Justice Lamer’s judgments were unlikely to earn him accolades from the person on the street. He routinely championed the rights of those suspected or accused of criminal wrongdoing, staking out positions that would likely be met with considerable skepticism by most Canadians. There are a great many examples of this:
- R v Vaillancourt,  2 SCR 636 and R v Martineau,  2 SCR 633 (holding that the felony murder provisions violated section 7 of the Charter, and requiring subjective foresight of death as a minimum mens rea requirement for murder);
- R v Collins,  1 SCR 265 (creating an analytical framework for both sections 8 and 24(2) of the Charter – in the case of the latter, developing criteria that led to the almost automatic exclusion of so-called “conscripted” (i.e. self-incriminatory) evidence obtained as a result of a Charter violation);

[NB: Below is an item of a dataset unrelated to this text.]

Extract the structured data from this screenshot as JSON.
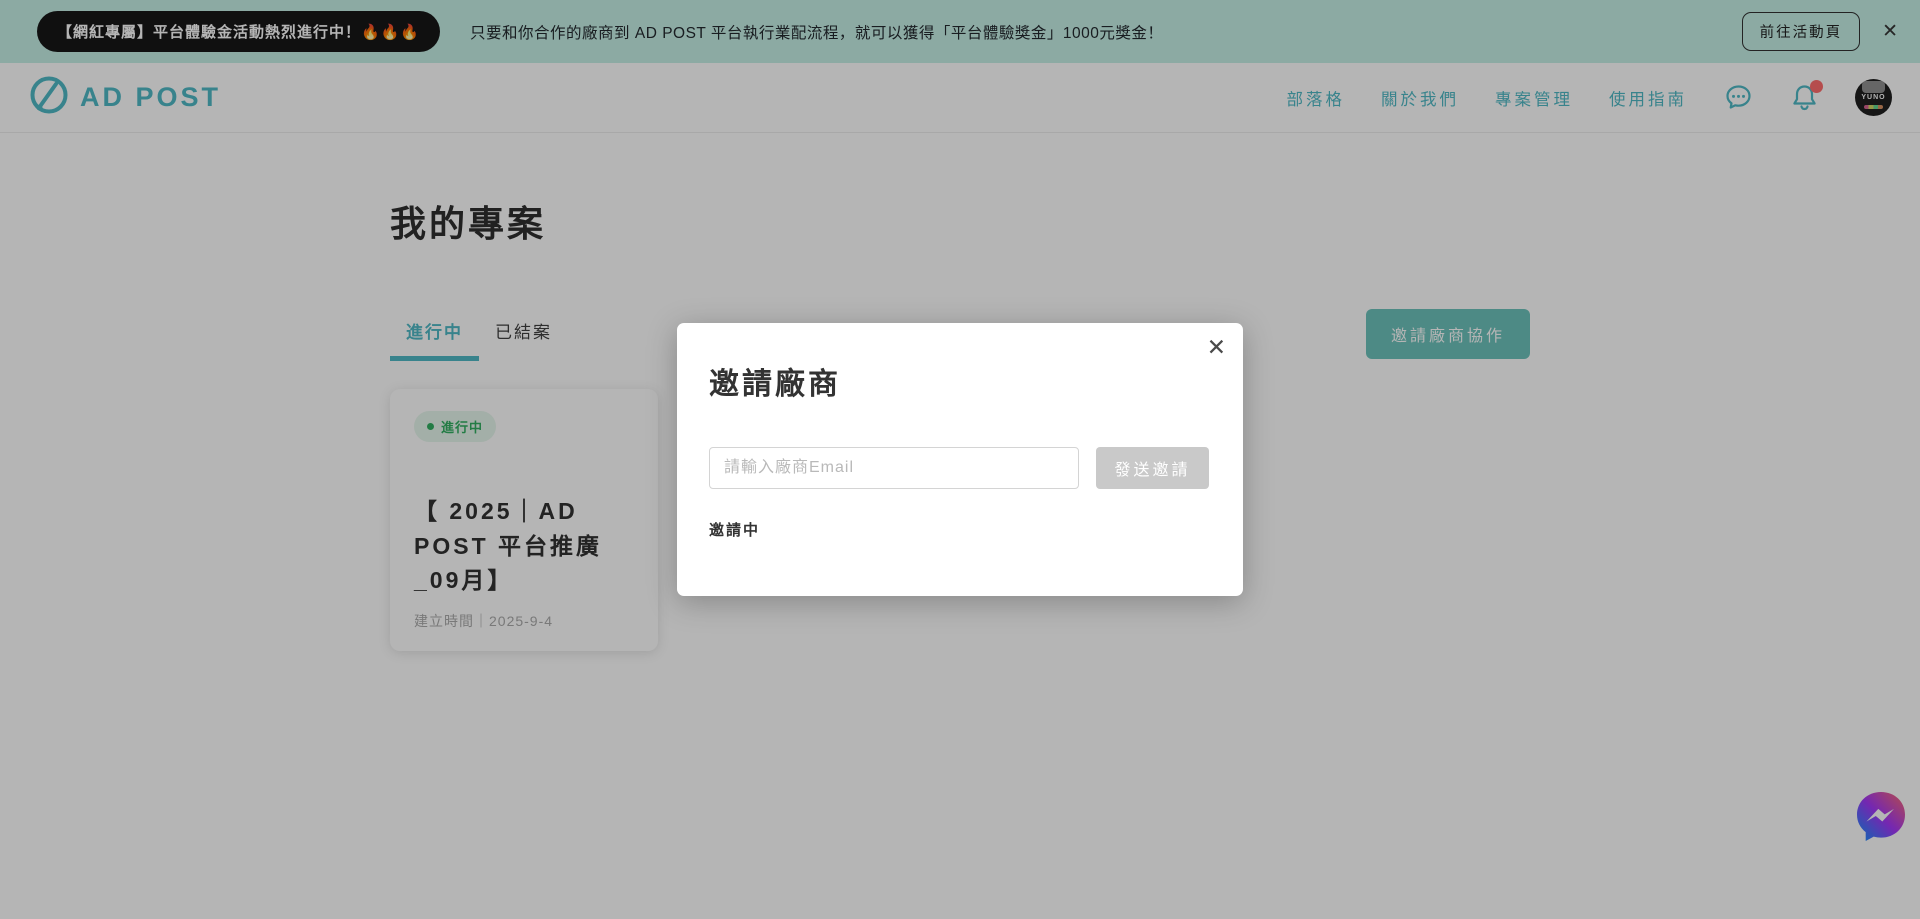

- R v Manninen,  1 SCR 1233, R v Brydges,  1 SCR 190, R v Bartle,  3 SCR 173 (recognizing robust protection for the right to counsel guaranteed by s. 10(b) of the Charter, including a duty to refrain from eliciting information from an individual who has asserted the right but who has not yet spoken to counsel, as well as imposing a duty on police to appraise those detained or arrested about the services available in the jurisdiction for the provision of free and immediate legal advice);
- R v Swain,  1 SCR 933 (holding that the Crown could not raise an accused’s alleged insanity over his objections unless and until it proved factual guilt & invalidating the section in the Criminal Code which led to the automatic detention in custody of those found not guilty by reason of insanity without regard to their actual circumstances);
For Justice Lamer the role of the judge was to do what was right, irrespective of whether or not it also happened to be popular. As he explained to Macleans during a 1998 interview:
Let’s not forget there are no jobs in the world that enjoy our tenure of office. You can’t fire a judge. He can’t be terminated except by both houses of Parliament. The sole justification for that is to make it possible for him to do the unpopular thing, without fear of losing his job, when it’s the right thing to do. You don’t usually need judges to do the popular thing – politicians do it for them.
Beyond his judgments, the great legacy left by Antonio Lamer is the model of judicial independence that he provides for all judges.